Critical Ischemia Vol. 7
Epidemiological and demographic characteristics of chronic peripheral arterial occlusive disease of the lower limbs

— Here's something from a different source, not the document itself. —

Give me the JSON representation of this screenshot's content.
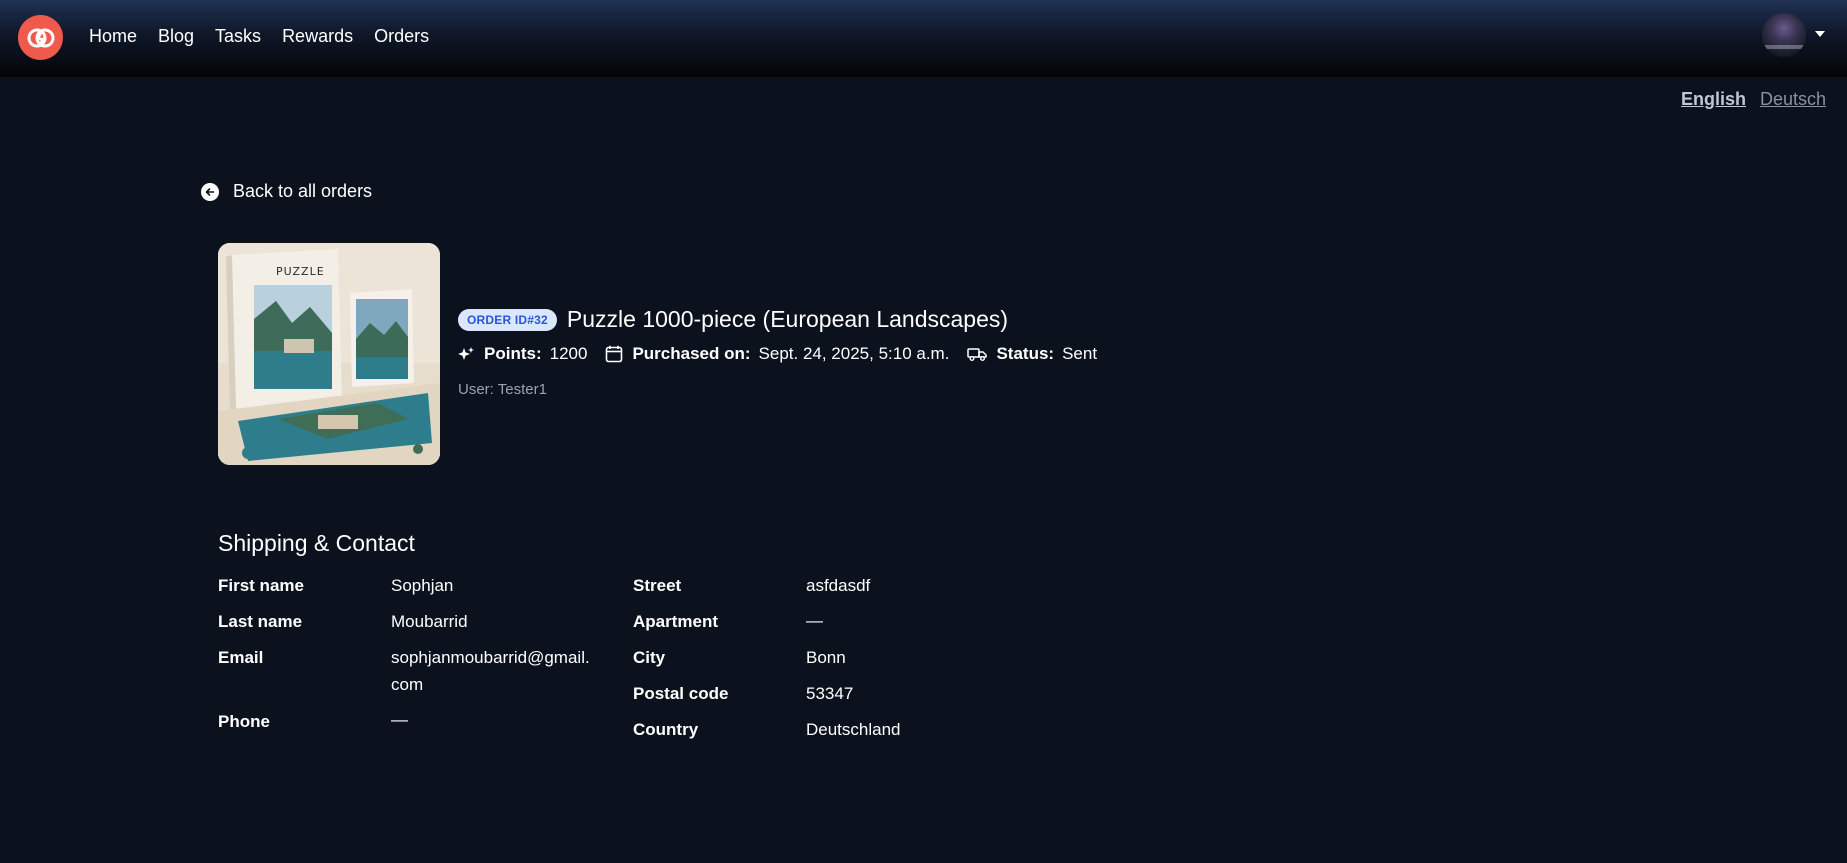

Assessment of the prevalence and incidence of chronic peripheral arterial occlusive disease (CPAOD) in the general population makes large, well-designed population surveys mandatory. Data show that symptomatic CPAOD ranges in prevalence from 1 to 3%, whereas the prevalence of asymptomatic CPAOD is about three times as high. The disease is more frequent among men. Its prevalence rises sharply with age, in both sexes. Variations in prevalence among different populations could be attributed to genetic, environmental and socioeconomic factors. Of all the known risk factors, cardiovascular disease, cigarette smoking, diabetes mellitus and systolic arterial hypertension have a prominent role in the development of CPAOD. Increased mortality in patients with CPAOD is ascribed to its frequent coexistence with other cardiovascular diseases, particularly coronary heart disease.